_Dataset_
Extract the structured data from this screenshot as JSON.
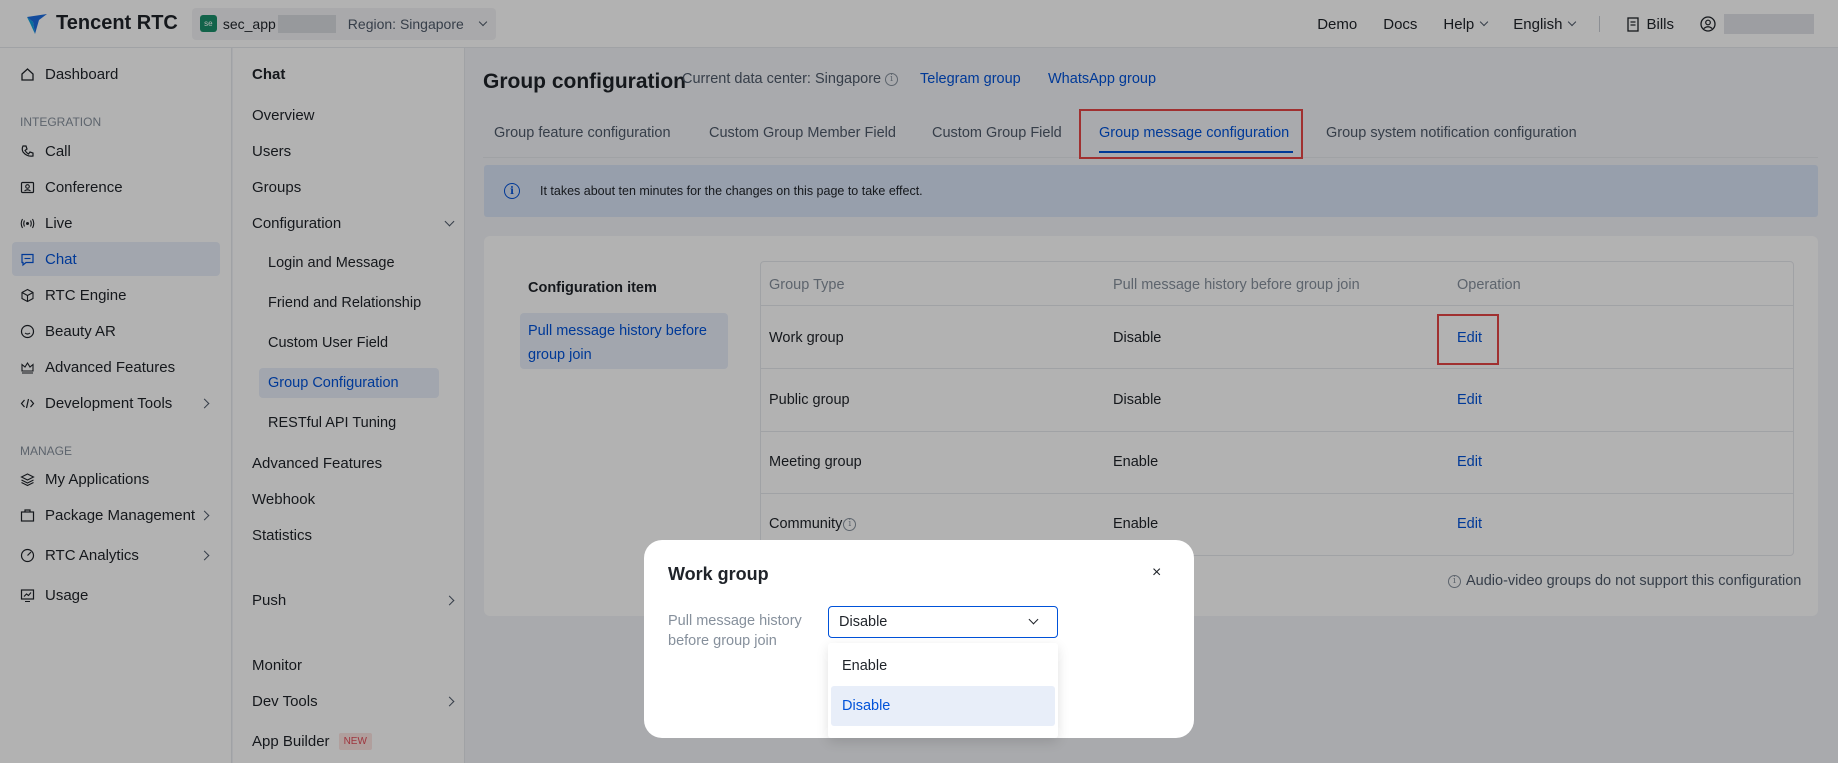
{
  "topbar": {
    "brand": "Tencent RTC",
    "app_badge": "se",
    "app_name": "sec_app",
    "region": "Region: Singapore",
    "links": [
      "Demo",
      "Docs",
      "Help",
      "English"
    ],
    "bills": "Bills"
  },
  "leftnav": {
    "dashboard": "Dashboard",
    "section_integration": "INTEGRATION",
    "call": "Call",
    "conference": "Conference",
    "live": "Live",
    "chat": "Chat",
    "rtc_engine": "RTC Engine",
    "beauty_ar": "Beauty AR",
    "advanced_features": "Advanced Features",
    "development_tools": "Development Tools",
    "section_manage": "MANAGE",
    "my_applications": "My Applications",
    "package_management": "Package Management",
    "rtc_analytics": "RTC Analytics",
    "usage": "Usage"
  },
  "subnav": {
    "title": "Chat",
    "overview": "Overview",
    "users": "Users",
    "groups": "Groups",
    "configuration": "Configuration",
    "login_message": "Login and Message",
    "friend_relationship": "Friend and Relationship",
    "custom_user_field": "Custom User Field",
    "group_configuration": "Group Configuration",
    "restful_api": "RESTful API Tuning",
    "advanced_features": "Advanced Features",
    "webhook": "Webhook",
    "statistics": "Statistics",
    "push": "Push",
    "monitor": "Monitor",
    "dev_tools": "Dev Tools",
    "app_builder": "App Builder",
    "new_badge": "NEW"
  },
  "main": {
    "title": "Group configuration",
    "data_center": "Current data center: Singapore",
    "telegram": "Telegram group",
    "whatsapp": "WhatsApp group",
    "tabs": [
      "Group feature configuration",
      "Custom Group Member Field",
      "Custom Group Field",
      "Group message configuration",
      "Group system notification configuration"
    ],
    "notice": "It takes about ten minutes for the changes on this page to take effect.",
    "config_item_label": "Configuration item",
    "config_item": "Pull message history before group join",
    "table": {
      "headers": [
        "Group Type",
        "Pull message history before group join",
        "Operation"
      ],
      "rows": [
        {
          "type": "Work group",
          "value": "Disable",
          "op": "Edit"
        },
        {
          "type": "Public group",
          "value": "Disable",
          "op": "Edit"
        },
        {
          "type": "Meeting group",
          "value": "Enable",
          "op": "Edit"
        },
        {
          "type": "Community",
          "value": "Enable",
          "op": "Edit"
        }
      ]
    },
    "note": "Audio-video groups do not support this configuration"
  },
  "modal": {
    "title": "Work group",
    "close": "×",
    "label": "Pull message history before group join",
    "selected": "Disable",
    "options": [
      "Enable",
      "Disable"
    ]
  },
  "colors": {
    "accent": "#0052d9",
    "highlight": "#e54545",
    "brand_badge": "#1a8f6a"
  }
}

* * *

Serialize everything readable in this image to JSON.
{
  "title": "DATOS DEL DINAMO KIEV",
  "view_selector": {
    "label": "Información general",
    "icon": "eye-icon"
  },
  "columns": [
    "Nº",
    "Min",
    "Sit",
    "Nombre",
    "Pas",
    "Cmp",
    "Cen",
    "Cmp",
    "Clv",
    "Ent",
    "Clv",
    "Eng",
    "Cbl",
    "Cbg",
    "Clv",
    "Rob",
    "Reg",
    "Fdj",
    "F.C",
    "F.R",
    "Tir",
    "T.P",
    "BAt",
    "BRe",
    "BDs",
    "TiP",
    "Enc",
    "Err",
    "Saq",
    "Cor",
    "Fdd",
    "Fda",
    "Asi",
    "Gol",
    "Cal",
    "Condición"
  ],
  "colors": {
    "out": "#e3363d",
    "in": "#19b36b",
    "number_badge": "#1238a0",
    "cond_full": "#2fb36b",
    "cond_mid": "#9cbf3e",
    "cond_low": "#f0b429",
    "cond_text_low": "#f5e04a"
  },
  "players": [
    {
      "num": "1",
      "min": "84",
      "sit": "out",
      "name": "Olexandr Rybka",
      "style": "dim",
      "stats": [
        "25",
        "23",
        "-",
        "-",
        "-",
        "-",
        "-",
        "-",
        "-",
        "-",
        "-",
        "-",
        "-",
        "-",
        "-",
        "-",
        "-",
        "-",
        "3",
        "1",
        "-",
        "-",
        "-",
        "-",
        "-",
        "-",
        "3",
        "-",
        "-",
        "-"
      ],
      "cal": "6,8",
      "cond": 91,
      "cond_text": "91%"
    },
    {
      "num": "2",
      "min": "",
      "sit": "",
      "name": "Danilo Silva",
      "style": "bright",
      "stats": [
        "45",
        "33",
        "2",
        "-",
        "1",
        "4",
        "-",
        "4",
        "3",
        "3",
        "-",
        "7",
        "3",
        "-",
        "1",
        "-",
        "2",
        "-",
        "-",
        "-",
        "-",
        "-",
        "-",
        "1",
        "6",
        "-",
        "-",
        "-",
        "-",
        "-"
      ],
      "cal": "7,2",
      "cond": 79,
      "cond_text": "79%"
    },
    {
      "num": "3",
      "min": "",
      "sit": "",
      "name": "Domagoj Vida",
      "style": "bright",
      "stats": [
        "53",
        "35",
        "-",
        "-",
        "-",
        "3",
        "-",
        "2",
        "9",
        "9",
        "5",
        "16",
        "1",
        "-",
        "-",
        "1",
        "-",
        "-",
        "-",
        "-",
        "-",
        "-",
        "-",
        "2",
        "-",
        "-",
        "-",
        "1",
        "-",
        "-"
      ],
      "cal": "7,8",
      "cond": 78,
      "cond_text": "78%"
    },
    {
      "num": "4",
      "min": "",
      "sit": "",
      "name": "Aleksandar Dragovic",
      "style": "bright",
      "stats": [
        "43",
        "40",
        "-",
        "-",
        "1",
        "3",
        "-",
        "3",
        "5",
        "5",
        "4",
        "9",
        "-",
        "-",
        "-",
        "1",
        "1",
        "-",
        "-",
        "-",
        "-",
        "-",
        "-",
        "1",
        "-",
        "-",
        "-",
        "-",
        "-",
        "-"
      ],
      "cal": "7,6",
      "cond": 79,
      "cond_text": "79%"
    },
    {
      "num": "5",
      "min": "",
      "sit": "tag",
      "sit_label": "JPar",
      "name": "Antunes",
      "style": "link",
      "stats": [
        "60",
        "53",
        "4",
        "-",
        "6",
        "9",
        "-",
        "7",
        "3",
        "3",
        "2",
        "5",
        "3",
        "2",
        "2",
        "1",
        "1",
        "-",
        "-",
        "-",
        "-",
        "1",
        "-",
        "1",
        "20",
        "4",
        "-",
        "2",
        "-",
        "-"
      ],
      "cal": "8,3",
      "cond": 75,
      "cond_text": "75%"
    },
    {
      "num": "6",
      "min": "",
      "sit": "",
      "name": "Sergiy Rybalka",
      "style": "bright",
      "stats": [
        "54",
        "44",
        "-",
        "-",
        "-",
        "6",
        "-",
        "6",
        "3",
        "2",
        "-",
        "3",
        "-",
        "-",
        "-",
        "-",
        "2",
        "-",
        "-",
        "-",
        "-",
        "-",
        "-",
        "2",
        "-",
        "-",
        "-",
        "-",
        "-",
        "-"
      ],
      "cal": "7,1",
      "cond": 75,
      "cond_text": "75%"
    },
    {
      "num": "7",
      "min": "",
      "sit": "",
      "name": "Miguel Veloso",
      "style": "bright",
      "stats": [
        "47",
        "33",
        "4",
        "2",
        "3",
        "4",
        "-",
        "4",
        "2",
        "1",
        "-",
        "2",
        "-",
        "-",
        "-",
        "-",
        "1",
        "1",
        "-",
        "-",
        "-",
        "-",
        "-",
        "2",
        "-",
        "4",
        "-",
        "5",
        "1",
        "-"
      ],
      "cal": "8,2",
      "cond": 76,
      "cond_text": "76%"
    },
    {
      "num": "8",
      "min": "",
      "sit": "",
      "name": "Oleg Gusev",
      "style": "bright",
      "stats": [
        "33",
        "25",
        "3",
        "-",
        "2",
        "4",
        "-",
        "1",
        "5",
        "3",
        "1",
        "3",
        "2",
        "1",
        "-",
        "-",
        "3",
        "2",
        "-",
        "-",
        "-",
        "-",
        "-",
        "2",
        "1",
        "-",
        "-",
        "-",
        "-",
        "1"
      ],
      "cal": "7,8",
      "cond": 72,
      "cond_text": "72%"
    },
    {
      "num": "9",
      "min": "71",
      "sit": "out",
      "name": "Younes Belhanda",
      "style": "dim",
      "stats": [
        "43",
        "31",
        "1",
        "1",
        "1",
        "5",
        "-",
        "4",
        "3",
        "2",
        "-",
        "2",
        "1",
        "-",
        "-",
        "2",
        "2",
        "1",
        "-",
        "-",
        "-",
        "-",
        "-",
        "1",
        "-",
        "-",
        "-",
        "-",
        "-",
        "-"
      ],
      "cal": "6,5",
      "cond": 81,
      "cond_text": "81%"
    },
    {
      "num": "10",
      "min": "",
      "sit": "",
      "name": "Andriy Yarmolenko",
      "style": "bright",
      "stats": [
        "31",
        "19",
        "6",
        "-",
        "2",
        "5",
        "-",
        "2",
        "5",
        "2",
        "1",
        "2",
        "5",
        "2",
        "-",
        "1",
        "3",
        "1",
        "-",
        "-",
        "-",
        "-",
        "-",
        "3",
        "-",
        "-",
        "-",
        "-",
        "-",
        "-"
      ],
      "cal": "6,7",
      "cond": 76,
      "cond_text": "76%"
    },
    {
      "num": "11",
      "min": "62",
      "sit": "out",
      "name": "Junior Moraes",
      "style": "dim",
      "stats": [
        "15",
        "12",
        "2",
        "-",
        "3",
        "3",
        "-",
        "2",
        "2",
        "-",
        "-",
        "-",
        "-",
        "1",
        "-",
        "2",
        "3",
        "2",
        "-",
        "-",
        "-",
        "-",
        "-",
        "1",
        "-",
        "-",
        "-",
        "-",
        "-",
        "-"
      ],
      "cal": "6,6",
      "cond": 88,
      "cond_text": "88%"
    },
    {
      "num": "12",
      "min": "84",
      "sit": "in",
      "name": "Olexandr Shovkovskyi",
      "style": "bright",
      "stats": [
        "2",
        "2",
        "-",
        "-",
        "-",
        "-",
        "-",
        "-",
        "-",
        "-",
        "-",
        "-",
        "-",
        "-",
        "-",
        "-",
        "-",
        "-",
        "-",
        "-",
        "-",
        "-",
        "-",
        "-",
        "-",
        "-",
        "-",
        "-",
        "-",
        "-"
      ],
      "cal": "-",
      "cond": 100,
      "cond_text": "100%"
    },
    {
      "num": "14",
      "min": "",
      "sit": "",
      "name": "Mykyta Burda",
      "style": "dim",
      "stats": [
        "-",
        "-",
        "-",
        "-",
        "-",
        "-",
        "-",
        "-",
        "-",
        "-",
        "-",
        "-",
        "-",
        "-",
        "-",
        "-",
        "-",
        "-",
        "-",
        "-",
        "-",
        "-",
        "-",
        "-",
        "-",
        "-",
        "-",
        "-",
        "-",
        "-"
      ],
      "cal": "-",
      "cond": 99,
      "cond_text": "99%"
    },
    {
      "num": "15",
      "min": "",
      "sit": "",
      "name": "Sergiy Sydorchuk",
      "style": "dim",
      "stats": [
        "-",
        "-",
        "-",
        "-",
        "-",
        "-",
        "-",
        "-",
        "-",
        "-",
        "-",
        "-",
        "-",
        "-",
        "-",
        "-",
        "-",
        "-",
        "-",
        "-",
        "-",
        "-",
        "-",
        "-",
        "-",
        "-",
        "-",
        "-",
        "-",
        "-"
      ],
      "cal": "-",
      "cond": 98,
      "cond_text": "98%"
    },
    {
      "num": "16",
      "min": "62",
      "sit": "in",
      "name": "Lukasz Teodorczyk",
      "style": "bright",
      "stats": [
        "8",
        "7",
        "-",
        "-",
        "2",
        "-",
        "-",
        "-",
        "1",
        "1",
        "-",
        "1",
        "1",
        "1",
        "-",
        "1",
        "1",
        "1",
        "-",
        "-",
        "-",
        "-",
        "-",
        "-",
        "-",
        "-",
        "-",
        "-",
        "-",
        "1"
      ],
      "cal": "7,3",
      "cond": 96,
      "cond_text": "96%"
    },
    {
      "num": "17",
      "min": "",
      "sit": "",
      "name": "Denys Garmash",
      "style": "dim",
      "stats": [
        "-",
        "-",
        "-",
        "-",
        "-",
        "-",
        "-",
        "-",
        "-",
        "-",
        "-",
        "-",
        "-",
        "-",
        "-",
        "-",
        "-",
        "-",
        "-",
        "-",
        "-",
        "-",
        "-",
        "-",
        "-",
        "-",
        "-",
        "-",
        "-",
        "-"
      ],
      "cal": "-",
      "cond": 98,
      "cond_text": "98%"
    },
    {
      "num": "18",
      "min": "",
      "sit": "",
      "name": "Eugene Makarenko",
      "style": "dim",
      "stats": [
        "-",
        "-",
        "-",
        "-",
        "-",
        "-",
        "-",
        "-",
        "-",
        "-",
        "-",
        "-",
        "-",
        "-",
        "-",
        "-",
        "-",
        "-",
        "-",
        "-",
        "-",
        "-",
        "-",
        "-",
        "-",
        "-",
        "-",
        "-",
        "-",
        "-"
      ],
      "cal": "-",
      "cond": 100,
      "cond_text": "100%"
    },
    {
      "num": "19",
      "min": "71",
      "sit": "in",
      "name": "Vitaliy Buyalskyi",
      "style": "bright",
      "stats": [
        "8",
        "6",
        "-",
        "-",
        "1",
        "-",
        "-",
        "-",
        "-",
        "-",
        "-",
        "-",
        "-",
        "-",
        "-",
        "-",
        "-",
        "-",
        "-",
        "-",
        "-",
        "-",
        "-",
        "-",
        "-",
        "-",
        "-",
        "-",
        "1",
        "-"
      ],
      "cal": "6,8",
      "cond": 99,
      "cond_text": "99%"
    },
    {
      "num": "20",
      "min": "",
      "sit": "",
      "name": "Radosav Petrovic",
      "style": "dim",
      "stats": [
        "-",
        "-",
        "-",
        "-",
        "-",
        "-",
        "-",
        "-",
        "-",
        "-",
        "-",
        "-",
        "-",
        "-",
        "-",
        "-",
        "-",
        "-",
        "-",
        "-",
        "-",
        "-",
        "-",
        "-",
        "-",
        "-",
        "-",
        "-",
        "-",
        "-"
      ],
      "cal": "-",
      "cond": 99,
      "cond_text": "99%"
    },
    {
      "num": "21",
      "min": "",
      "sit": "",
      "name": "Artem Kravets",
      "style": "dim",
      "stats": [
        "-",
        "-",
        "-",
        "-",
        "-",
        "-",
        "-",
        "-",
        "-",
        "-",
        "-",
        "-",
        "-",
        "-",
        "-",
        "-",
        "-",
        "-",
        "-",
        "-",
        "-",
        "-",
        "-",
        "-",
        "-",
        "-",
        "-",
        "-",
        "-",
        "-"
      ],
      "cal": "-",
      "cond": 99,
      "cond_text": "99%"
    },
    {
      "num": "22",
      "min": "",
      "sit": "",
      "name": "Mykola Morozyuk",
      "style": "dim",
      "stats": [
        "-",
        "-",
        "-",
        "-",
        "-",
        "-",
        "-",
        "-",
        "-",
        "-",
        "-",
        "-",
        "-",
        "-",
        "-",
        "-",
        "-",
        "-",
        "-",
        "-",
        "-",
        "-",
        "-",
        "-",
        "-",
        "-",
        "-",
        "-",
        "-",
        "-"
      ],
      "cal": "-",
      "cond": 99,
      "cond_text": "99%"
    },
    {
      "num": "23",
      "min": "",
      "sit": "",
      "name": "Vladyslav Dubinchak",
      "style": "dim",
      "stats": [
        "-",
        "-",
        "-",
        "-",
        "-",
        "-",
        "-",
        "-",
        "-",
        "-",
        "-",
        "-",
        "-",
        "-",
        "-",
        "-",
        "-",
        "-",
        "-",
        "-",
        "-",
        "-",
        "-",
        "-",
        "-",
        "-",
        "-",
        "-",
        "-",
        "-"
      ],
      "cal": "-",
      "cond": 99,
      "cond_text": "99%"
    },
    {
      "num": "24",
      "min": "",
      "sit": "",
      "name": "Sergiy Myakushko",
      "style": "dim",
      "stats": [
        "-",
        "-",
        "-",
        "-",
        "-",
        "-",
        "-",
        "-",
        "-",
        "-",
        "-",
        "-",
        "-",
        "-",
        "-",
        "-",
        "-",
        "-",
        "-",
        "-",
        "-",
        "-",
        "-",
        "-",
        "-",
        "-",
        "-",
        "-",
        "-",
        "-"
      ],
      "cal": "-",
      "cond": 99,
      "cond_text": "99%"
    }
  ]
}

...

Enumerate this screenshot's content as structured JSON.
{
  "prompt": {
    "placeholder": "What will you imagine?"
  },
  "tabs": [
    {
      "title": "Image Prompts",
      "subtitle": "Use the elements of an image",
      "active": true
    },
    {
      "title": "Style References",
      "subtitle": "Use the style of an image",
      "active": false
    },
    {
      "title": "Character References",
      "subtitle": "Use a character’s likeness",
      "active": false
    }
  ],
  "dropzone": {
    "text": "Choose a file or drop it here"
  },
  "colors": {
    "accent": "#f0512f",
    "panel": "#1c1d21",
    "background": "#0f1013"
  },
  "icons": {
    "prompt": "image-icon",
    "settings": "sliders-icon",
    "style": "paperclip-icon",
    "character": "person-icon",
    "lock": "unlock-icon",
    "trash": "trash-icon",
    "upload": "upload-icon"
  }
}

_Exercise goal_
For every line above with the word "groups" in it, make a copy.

_Result_
    "groups": "Groups",
    "note": "Audio-video groups do not support this configuration"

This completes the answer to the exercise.